Each record below needs to be copied out exactly as it stands.

→ INPUT FOR THIS TASK:
--*--
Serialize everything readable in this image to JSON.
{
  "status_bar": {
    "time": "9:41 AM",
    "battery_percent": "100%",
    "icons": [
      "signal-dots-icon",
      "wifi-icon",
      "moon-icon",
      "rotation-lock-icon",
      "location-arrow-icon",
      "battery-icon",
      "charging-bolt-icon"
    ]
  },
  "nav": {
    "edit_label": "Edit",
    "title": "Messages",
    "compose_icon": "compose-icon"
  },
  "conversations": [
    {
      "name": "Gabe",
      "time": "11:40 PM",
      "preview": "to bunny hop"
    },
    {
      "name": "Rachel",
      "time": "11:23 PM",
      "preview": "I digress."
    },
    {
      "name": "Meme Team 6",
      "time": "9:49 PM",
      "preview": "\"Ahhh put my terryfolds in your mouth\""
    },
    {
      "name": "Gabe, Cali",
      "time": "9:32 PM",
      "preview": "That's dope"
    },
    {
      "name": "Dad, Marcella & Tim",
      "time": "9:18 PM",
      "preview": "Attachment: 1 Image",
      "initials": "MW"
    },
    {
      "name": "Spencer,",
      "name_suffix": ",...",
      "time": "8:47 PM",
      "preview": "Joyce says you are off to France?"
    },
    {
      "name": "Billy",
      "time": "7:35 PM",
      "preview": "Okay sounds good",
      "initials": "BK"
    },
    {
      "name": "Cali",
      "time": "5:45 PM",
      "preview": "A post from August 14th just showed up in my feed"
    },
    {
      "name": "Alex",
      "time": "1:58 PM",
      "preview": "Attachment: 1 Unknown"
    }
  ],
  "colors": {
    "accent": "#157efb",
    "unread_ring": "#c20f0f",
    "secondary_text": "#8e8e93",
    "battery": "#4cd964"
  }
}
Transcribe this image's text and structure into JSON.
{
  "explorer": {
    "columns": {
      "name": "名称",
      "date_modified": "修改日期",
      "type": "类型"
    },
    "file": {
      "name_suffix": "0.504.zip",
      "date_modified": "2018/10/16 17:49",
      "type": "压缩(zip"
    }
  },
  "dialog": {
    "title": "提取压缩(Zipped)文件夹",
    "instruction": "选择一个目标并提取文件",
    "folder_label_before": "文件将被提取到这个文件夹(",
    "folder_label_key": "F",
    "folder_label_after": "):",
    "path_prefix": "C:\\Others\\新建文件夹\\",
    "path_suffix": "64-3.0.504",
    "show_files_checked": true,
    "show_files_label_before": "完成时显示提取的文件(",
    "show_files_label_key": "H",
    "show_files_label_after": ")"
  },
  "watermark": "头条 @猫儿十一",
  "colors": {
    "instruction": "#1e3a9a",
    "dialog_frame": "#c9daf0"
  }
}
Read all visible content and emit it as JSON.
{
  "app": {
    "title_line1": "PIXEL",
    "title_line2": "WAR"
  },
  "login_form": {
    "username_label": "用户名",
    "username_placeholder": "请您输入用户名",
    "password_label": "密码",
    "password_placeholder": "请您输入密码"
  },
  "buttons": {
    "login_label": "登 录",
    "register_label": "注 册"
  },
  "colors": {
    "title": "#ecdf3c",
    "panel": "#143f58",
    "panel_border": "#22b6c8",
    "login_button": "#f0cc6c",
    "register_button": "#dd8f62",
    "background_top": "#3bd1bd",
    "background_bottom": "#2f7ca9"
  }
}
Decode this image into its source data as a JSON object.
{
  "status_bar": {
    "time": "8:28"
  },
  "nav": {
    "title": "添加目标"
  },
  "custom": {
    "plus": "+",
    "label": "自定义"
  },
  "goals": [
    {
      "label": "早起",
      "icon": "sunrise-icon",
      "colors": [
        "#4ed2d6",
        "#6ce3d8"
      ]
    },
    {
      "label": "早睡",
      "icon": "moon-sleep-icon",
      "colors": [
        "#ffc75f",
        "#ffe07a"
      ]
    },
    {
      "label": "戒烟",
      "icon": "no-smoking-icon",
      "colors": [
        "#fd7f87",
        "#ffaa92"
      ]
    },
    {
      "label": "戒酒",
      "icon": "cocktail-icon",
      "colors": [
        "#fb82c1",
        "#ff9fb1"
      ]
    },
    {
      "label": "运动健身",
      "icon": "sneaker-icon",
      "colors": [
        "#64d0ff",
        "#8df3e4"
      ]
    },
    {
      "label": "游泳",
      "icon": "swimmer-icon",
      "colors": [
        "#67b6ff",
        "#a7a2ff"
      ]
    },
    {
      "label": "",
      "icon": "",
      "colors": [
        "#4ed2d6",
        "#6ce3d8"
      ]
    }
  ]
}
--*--
→ SOLUTION BELOW:
Serialize everything readable in this image to JSON.
{
  "status_bar": {
    "time": "9:41 AM",
    "battery_percent": "100%",
    "icons": [
      "signal-dots-icon",
      "wifi-icon",
      "moon-icon",
      "rotation-lock-icon",
      "location-arrow-icon",
      "battery-icon",
      "charging-bolt-icon"
    ]
  },
  "nav": {
    "edit_label": "Edit",
    "title": "Messages",
    "compose_icon": "compose-icon"
  },
  "conversations": [
    {
      "name": "Gabe",
      "time": "11:40 PM",
      "preview": "to bunny hop"
    },
    {
      "name": "Rachel",
      "time": "11:23 PM",
      "preview": "I digress."
    },
    {
      "name": "Meme Team 6",
      "time": "9:49 PM",
      "preview": "\"Ahhh put my terryfolds in your mouth\""
    },
    {
      "name": "Gabe, Cali",
      "time": "9:32 PM",
      "preview": "That's dope"
    },
    {
      "name": "Dad, Marcella & Tim",
      "time": "9:18 PM",
      "preview": "Attachment: 1 Image",
      "initials": "MW"
    },
    {
      "name": "Spencer,",
      "name_suffix": ",...",
      "time": "8:47 PM",
      "preview": "Joyce says you are off to France?"
    },
    {
      "name": "Billy",
      "time": "7:35 PM",
      "preview": "Okay sounds good",
      "initials": "BK"
    },
    {
      "name": "Cali",
      "time": "5:45 PM",
      "preview": "A post from August 14th just showed up in my feed"
    },
    {
      "name": "Alex",
      "time": "1:58 PM",
      "preview": "Attachment: 1 Unknown"
    }
  ],
  "colors": {
    "accent": "#157efb",
    "unread_ring": "#c20f0f",
    "secondary_text": "#8e8e93",
    "battery": "#4cd964"
  }
}
Transcribe this image's text and structure into JSON.
{
  "explorer": {
    "columns": {
      "name": "名称",
      "date_modified": "修改日期",
      "type": "类型"
    },
    "file": {
      "name_suffix": "0.504.zip",
      "date_modified": "2018/10/16 17:49",
      "type": "压缩(zip"
    }
  },
  "dialog": {
    "title": "提取压缩(Zipped)文件夹",
    "instruction": "选择一个目标并提取文件",
    "folder_label_before": "文件将被提取到这个文件夹(",
    "folder_label_key": "F",
    "folder_label_after": "):",
    "path_prefix": "C:\\Others\\新建文件夹\\",
    "path_suffix": "64-3.0.504",
    "show_files_checked": true,
    "show_files_label_before": "完成时显示提取的文件(",
    "show_files_label_key": "H",
    "show_files_label_after": ")"
  },
  "watermark": "头条 @猫儿十一",
  "colors": {
    "instruction": "#1e3a9a",
    "dialog_frame": "#c9daf0"
  }
}
Read all visible content and emit it as JSON.
{
  "app": {
    "title_line1": "PIXEL",
    "title_line2": "WAR"
  },
  "login_form": {
    "username_label": "用户名",
    "username_placeholder": "请您输入用户名",
    "password_label": "密码",
    "password_placeholder": "请您输入密码"
  },
  "buttons": {
    "login_label": "登 录",
    "register_label": "注 册"
  },
  "colors": {
    "title": "#ecdf3c",
    "panel": "#143f58",
    "panel_border": "#22b6c8",
    "login_button": "#f0cc6c",
    "register_button": "#dd8f62",
    "background_top": "#3bd1bd",
    "background_bottom": "#2f7ca9"
  }
}
Decode this image into its source data as a JSON object.
{
  "status_bar": {
    "time": "8:28"
  },
  "nav": {
    "title": "添加目标"
  },
  "custom": {
    "plus": "+",
    "label": "自定义"
  },
  "goals": [
    {
      "label": "早起",
      "icon": "sunrise-icon",
      "colors": [
        "#4ed2d6",
        "#6ce3d8"
      ]
    },
    {
      "label": "早睡",
      "icon": "moon-sleep-icon",
      "colors": [
        "#ffc75f",
        "#ffe07a"
      ]
    },
    {
      "label": "戒烟",
      "icon": "no-smoking-icon",
      "colors": [
        "#fd7f87",
        "#ffaa92"
      ]
    },
    {
      "label": "戒酒",
      "icon": "cocktail-icon",
      "colors": [
        "#fb82c1",
        "#ff9fb1"
      ]
    },
    {
      "label": "运动健身",
      "icon": "sneaker-icon",
      "colors": [
        "#64d0ff",
        "#8df3e4"
      ]
    },
    {
      "label": "游泳",
      "icon": "swimmer-icon",
      "colors": [
        "#67b6ff",
        "#a7a2ff"
      ]
    },
    {
      "label": "",
      "icon": "",
      "colors": [
        "#4ed2d6",
        "#6ce3d8"
      ]
    }
  ]
}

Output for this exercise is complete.